In March 2012 the police announced that they had issued Ambrose with a warning but would not be prosecuting as there was not sufficient public interest in the matter going to court. They said that their opinion was that the conversation was private and that the recording was at least reckless and probably was intentional. Ambrose wrote a letter to John Banks and John Key saying that the recording was not intentional, and expressing regret that he had released the tape to the Herald on Sunday. The police said that this letter was a factor in the decision not to press charges. Ambrose's lawyer said that he believed that no criminal offence had been committed, and that if the police had a strong case they would have proceeded.
Ambrose later asked for an apology from the Prime Minister, but it never came.
John Banks won the Epsom electorate vote for ACT with a margin of 2,261 over the National Party candidate. However, ACT gained only 1.07 percent of the party vote, meaning the party was only awarded one seat, filled by Banks.
Political experts including Joe Atkinson and Jon Johannson credit the Tea tape scandal for the re-entry of Winston Peters and his New Zealand First party into Parliament. New Zealand First was ousted at the 2008 general election because it failed to reach the 5% party vote threshold.
The tape was leaked on 26 January 2012. The leak forced Key to change his phone number, which was audible on the tape.
In September 2012, the china used in the incident was put up for auction.
A Massey University study released in November 2012 suggested newspaper coverage was favourable towards National and John Key. In the month leading up to the election, the big four newspapers in New Zealand – The New Zealand Herald, the Herald on Sunday, the Dominion Post and the Sunday Star-Times – printed 72 percent more photos of Key than his opponent, Phil Goff, and devoted twice as many column inches of text coverage.

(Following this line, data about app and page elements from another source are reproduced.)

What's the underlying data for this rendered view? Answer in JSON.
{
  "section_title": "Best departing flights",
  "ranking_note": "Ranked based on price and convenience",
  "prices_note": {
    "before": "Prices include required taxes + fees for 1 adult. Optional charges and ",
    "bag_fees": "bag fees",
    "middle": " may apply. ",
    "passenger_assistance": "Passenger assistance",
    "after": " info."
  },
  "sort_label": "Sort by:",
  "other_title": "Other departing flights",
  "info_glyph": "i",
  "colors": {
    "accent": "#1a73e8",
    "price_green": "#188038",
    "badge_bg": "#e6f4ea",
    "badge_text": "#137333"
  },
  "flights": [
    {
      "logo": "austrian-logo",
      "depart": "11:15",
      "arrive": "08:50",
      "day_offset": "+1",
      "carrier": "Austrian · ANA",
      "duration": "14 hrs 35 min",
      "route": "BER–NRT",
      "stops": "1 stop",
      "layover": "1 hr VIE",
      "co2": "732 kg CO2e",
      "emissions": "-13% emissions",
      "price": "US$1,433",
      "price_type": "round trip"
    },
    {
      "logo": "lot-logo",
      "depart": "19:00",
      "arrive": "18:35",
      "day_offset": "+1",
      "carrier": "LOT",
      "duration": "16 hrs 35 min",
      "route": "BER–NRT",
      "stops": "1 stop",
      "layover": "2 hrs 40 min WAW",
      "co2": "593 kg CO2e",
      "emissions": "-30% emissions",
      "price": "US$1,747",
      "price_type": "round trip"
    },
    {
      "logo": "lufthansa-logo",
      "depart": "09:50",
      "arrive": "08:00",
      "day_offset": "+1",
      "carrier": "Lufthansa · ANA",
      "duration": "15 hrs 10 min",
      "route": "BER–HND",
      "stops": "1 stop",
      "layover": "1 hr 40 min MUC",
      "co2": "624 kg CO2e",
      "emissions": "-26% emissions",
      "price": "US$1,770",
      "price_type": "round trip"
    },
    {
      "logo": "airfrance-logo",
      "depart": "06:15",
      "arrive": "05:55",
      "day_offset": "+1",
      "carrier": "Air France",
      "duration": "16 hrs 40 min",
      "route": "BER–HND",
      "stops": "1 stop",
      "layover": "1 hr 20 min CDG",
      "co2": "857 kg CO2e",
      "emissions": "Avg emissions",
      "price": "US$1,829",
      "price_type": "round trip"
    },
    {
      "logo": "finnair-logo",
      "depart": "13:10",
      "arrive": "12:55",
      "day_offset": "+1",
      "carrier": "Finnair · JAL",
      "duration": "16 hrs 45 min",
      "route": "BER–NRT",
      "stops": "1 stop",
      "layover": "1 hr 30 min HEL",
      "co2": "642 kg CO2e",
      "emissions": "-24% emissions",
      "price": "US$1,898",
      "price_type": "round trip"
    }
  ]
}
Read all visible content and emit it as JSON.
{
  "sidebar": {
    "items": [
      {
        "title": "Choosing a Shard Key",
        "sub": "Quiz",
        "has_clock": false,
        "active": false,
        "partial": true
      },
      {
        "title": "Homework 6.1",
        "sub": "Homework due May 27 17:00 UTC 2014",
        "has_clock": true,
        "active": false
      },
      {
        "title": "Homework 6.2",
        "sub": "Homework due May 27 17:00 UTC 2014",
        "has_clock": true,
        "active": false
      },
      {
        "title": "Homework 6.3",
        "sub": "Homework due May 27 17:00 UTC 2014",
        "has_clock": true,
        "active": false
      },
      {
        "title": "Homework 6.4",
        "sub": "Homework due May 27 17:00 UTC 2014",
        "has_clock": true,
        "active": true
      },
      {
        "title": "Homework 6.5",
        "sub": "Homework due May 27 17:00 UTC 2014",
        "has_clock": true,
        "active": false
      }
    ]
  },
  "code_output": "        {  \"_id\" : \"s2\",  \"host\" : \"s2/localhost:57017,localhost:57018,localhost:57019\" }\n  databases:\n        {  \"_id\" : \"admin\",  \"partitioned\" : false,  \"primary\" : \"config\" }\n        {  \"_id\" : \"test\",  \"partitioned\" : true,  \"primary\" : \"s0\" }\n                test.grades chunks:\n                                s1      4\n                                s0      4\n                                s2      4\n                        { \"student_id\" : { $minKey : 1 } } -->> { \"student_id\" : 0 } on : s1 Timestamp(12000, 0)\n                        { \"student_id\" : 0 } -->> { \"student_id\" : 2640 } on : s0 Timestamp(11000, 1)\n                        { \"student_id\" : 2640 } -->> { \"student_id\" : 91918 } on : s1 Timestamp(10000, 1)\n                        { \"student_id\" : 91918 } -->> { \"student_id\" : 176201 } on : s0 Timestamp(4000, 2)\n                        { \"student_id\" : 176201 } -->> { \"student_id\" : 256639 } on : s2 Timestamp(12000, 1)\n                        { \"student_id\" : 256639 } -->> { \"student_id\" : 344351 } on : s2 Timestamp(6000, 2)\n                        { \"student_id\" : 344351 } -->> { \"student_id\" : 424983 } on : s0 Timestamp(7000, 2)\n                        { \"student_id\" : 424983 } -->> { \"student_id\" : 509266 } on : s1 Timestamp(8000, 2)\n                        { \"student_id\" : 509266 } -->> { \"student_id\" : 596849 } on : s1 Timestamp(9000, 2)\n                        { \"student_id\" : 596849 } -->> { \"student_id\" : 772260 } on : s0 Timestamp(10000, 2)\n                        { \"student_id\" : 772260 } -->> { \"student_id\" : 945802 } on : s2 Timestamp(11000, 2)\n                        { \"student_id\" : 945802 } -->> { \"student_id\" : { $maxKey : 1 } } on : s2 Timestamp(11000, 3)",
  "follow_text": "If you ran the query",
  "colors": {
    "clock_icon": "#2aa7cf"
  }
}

This changed however, after the tea tape scandal, after which no positive images of Key were printed.
More than three years after the initial scandal, cameraman Bradley Ambrose sued John Key for $1.25M, claiming three separate acts of defamation in the days and week following the recording being made. Documents filed for Key's defence stated that the comments were his true and honest opinion.
The defamation case was settled out of court in March 2016. The settlement amount remains confidential. John Key now accepts that Ambrose did not act deliberately or otherwise behave improperly.